Our skilled project managers use multiple quality control methods and mechanisms to meet and exceed quality standards for training data. Quality assurance is built into both the platform and processes at Appen. With a crowd of over 1 million skilled contractors operating in 130 countries and 180 languages and dialects, Appen can collect and label high volumes of image, text, speech, audio, and video data used to build and improve artificial intelligence systems. Our platform and solutions are purpose-built to handle large-scale data collection and annotation projects, on demand. With deep expertise planning and recruiting to meet a variety of uses cases for our clients, we can quickly ramp up new projects in new markets.
Artificial Intelligence (AI) is one of the few emerging technologies that promise to bring about some striking transformations in the blooming world of Android app development. When it comes to improving business relations, growth, and expectations, this technology has got the highest spotlight that cannot be overlooked by anyone looking to make a meaningful impact in the business world through technology. It is interesting to see how AI is growing rapidly to become the next big thing the world has ever known. Today, many app development companies around the world are not only interested in adopting AI but are also focused on putting the technology into the hands of people. Basically, they are looking to introduce it through apps in their mobile devices.
As AI evolves, it's expected to give a boost to some highly anticipated technologies, including gene editing, which Gates says has the potential to squelch diseases like malaria. However, it also poses complex challenges. While the public worries that AI can replace human labor in the workforce, many experts are instead concerned about the dangers it poses to privacy and safety. Will AI-backed facial recognition applications create a surveillance nightmare for the public? Another looming question: As AI rapidly develops, will regulations be able to keep up?
A 3D-printed prosthetic hand controlled using a new AI-based approach could significantly lower the cost of bionic limbs for amputees. Real need: There are approximately 540,000 upper-limb amputees in the United States, but sophisticated "myoelectric" prosthetics, controlled by muscle contractions, are still very expensive. Such devices cost between $25,000 and $75,000 (not including maintenance and repair), and they can be difficult to use because it is hard for software to distinguish between different muscle flexes. Handy invention: Researchers in Japan came up with a cheaper, smarter myoelectric device.

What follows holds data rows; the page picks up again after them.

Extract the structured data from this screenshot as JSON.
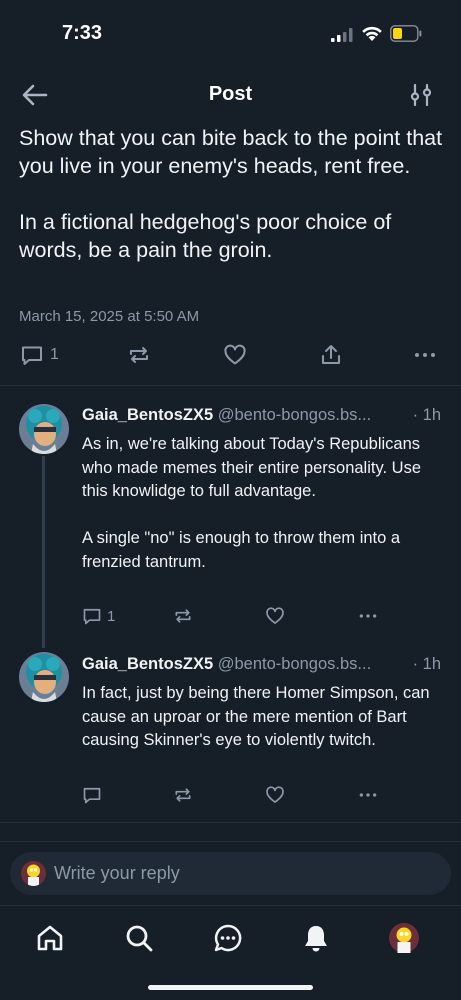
{
  "status_bar": {
    "time": "7:33"
  },
  "header": {
    "title": "Post"
  },
  "post": {
    "text": "Show that you can bite back to the point that you live in your enemy's heads, rent free.\n\nIn a fictional hedgehog's poor choice of words, be a pain the groin.",
    "date": "March 15, 2025 at 5:50 AM",
    "reply_count": "1"
  },
  "replies": [
    {
      "name": "Gaia_BentosZX5",
      "handle": "@bento-bongos.bs...",
      "time": "· 1h",
      "text": "As in, we're talking about Today's Republicans who made memes their entire personality. Use this knowlidge to full advantage.\n\nA single \"no\" is enough to throw them into a frenzied tantrum.",
      "reply_count": "1"
    },
    {
      "name": "Gaia_BentosZX5",
      "handle": "@bento-bongos.bs...",
      "time": "· 1h",
      "text": "In fact, just by being there Homer Simpson, can cause an uproar or the mere mention of Bart causing Skinner's eye to violently twitch.",
      "reply_count": ""
    }
  ],
  "composer": {
    "placeholder": "Write your reply"
  },
  "tabs": [
    "home-icon",
    "search-icon",
    "chat-icon",
    "notifications-icon",
    "profile-avatar"
  ],
  "colors": {
    "background": "#161e27",
    "muted": "#8c99a8",
    "text": "#f1f3f5",
    "battery": "#ffd60a"
  }
}
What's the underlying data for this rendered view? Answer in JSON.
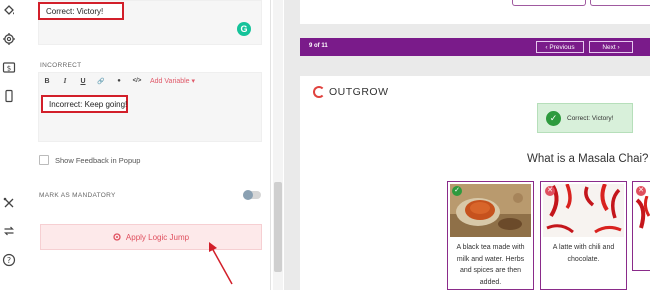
{
  "rail": {
    "icons": [
      "paint-bucket-icon",
      "gear-icon",
      "dollar-screen-icon",
      "mobile-icon",
      "tools-icon",
      "refresh-icon",
      "help-icon"
    ]
  },
  "editor": {
    "correct_text": "Correct: Victory!",
    "incorrect_label": "INCORRECT",
    "toolbar": {
      "bold": "B",
      "italic": "I",
      "underline": "U",
      "link": "🔗",
      "color": "●",
      "code": "</>",
      "add_variable": "Add Variable ▾"
    },
    "incorrect_text": "Incorrect: Keep going!",
    "show_feedback_label": "Show Feedback in Popup",
    "mandatory_label": "MARK AS MANDATORY",
    "apply_logic_jump": "Apply Logic Jump"
  },
  "preview": {
    "nav": {
      "count": "9 of 11",
      "previous": "‹  Previous",
      "next": "Next  ›"
    },
    "logo_text": "OUTGROW",
    "toast": {
      "text": "Correct: Victory!"
    },
    "question": "What is a Masala Chai?",
    "options": [
      {
        "text": "A black tea made with milk and water. Herbs and spices are then added.",
        "state": "correct"
      },
      {
        "text": "A latte with chili and chocolate.",
        "state": "incorrect"
      }
    ]
  },
  "colors": {
    "accent_red": "#d21f2a",
    "nav_purple": "#7a1b8a",
    "success_green": "#2e9a3e"
  }
}
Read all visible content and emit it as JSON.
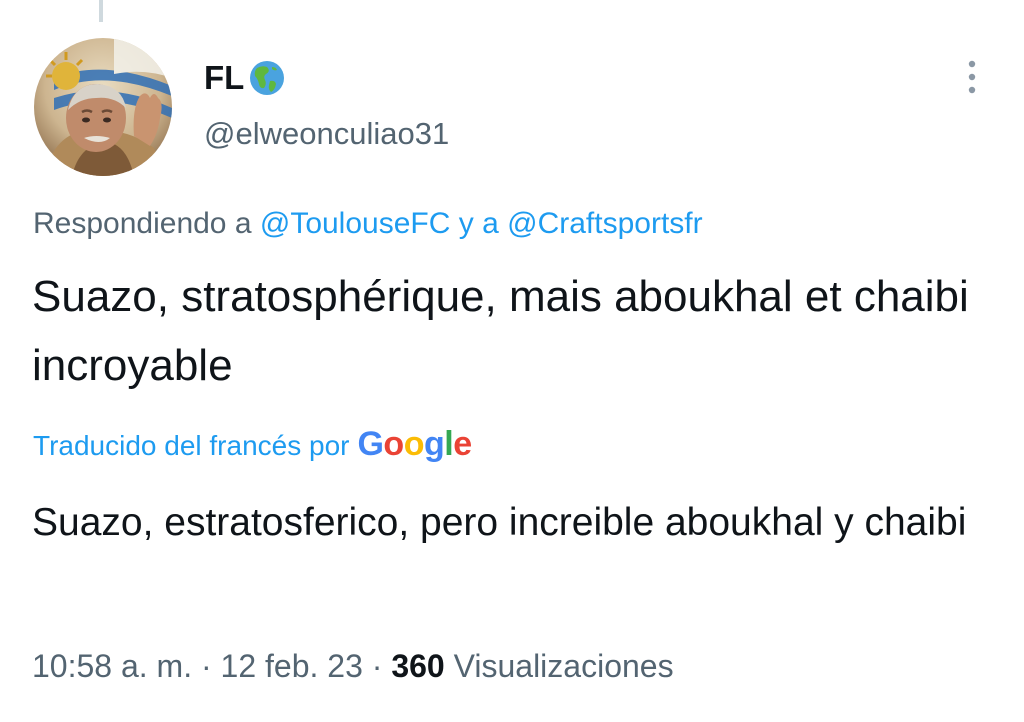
{
  "author": {
    "display_name": "FL",
    "verified_icon": "globe-americas-icon",
    "handle": "@elweonculiao31",
    "avatar": "avatar-man-with-flag"
  },
  "reply_context": {
    "prefix": "Respondiendo a",
    "mention_1": "@ToulouseFC",
    "connector": "y a",
    "mention_2": "@Craftsportsfr"
  },
  "tweet": {
    "text": "Suazo, stratosphérique, mais aboukhal et chaibi incroyable"
  },
  "translation": {
    "label": "Traducido del francés por",
    "provider": "Google",
    "text": "Suazo, estratosferico, pero increible aboukhal y chaibi"
  },
  "meta": {
    "time": "10:58 a. m.",
    "separator_1": "·",
    "date": "12 feb. 23",
    "separator_2": "·",
    "views_count": "360",
    "views_label": "Visualizaciones"
  },
  "colors": {
    "accent": "#1d9bf0",
    "text_primary": "#0f1419",
    "text_secondary": "#536471",
    "thread_line": "#cfd9de"
  }
}
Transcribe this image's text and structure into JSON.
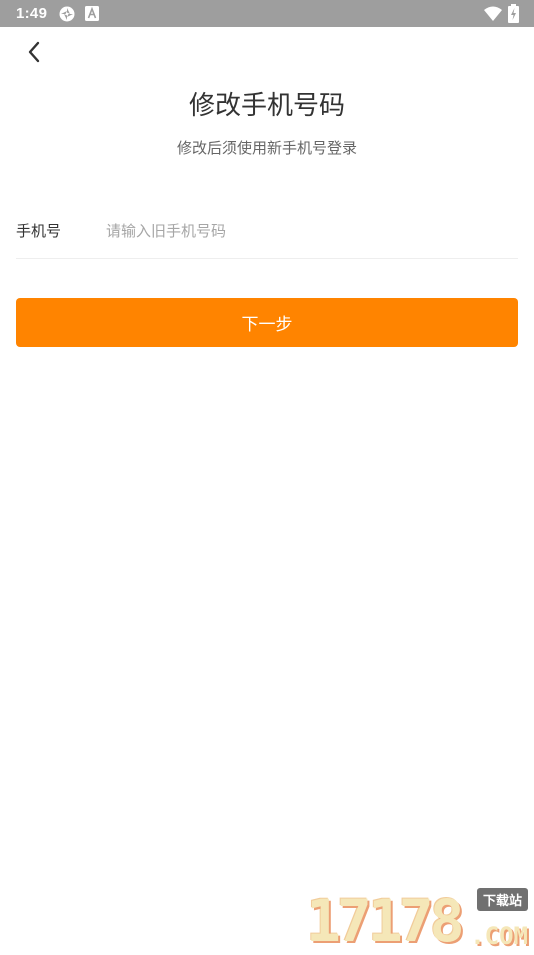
{
  "status_bar": {
    "time": "1:49",
    "left_icons": [
      "sync-icon",
      "keyboard-a-icon"
    ],
    "right_icons": [
      "wifi-icon",
      "battery-charging-icon"
    ],
    "background": "#9e9e9e"
  },
  "header": {
    "back_icon": "chevron-left-icon",
    "title": "修改手机号码",
    "subtitle": "修改后须使用新手机号登录"
  },
  "form": {
    "phone_label": "手机号",
    "phone_placeholder": "请输入旧手机号码",
    "phone_value": ""
  },
  "next_button": {
    "label": "下一步",
    "color": "#ff8400"
  },
  "watermark": {
    "digits": "17178",
    "tag": "下载站",
    "domain": ".COM"
  }
}
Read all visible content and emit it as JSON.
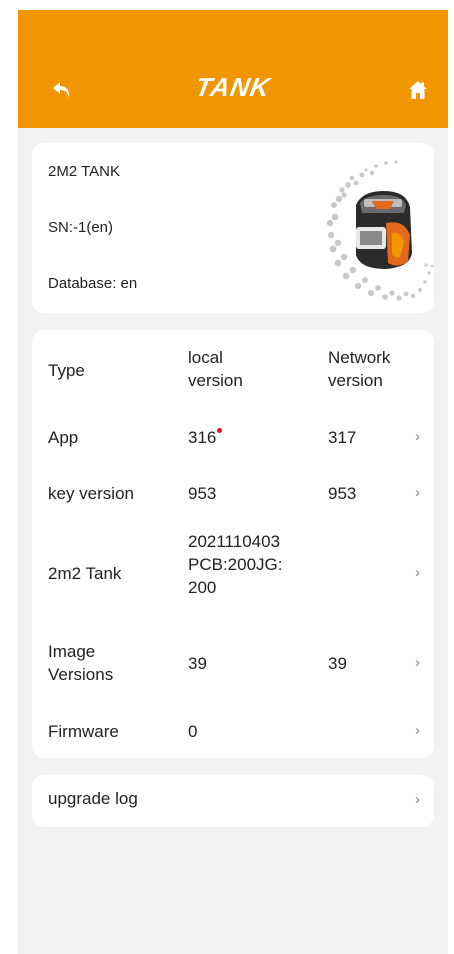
{
  "header": {
    "title": "TANK",
    "back_icon": "back-arrow-icon",
    "home_icon": "home-icon",
    "bar_color": "#f29600"
  },
  "device": {
    "name": "2M2 TANK",
    "sn": "SN:-1(en)",
    "database": "Database: en",
    "image_icon": "tank-device-icon"
  },
  "versions": {
    "headers": {
      "type": "Type",
      "local": "local\nversion",
      "network": "Network\nversion"
    },
    "rows": [
      {
        "type": "App",
        "local": "316",
        "network": "317",
        "has_update_dot": true
      },
      {
        "type": "key version",
        "local": "953",
        "network": "953"
      },
      {
        "type": "2m2 Tank",
        "local": "2021110403\nPCB:200JG:\n200",
        "network": ""
      },
      {
        "type": "Image\nVersions",
        "local": "39",
        "network": "39"
      },
      {
        "type": "Firmware",
        "local": "0",
        "network": ""
      }
    ],
    "chevron": "›"
  },
  "upgrade_log": {
    "label": "upgrade log",
    "chevron": "›"
  }
}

Their five-fingered, 3D-printed hand is controlled using a neural network trained to recognize combined signals--or, as they call them, "muscle synergies."
Deep learning has helped advance the state-of-the-art in multiple fields over the last decade, with scientific research as no exception. We've previously discussed Deepmind's impressive debut in protein folding prediction, as well as a project by Stanford students studying protein complex binding operations, which are both examples of using deep learning to study very small things. Deep learning has likewise found applications in scientific research at the opposite end of the scale spectrum. In this post we'll discuss some recent applications of deep learning used to study cosmology, aka the study of the universe. As you might imagine, this topic encompasses a wide variety of sub-categories.